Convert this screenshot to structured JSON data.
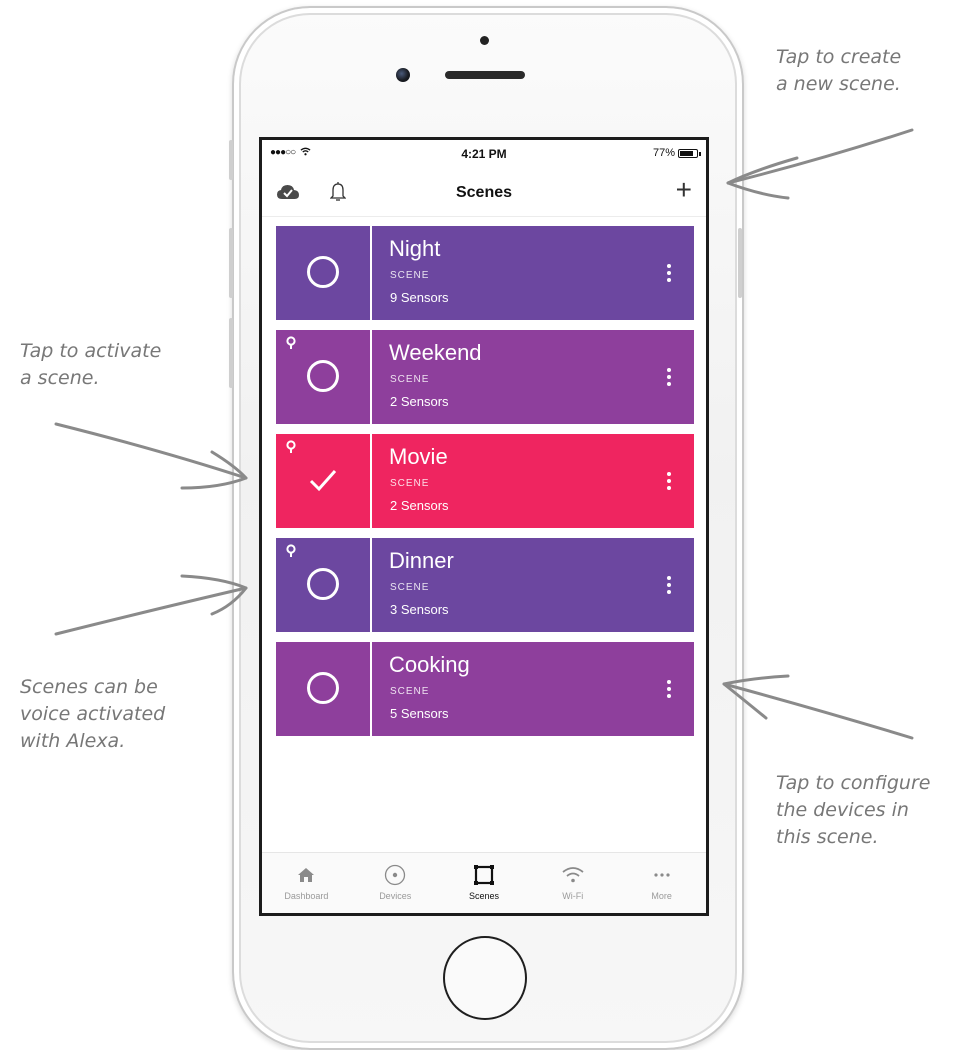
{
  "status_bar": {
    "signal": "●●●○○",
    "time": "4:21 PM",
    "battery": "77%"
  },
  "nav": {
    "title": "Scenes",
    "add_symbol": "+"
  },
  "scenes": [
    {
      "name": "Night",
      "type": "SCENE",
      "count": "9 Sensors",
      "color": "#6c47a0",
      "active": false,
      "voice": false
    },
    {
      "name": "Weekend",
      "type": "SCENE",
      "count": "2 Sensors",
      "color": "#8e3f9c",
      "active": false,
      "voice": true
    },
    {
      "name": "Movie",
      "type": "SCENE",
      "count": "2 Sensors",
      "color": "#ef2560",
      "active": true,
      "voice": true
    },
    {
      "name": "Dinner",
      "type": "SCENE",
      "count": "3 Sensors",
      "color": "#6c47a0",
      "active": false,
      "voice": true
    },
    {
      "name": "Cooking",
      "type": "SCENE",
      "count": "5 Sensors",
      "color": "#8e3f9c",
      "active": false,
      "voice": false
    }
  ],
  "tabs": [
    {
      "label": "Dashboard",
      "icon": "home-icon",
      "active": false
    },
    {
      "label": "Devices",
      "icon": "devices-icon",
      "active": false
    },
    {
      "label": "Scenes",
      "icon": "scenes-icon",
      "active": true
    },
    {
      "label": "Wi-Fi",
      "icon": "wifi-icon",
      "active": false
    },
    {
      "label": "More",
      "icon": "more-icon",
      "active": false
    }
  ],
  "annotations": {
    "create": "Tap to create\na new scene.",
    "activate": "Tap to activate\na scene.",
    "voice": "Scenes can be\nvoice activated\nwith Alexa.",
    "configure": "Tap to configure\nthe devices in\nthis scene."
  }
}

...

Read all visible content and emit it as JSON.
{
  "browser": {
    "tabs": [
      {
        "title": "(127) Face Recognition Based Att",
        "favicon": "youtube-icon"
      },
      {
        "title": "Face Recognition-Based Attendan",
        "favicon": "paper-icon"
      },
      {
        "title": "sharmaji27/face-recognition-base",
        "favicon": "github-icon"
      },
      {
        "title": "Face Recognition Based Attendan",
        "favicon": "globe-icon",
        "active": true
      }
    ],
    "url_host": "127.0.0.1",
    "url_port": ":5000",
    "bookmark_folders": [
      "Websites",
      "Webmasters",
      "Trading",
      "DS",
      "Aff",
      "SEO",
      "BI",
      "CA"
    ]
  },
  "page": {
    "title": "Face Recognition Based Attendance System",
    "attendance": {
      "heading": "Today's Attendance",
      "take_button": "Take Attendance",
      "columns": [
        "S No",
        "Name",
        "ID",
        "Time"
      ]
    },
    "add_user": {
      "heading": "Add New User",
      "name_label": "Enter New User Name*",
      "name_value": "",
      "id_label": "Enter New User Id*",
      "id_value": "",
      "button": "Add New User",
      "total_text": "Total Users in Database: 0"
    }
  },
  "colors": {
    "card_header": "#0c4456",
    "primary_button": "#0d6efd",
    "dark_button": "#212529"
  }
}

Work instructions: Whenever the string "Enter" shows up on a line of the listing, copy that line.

Response area:
      "name_label": "Enter New User Name*",
      "id_label": "Enter New User Id*",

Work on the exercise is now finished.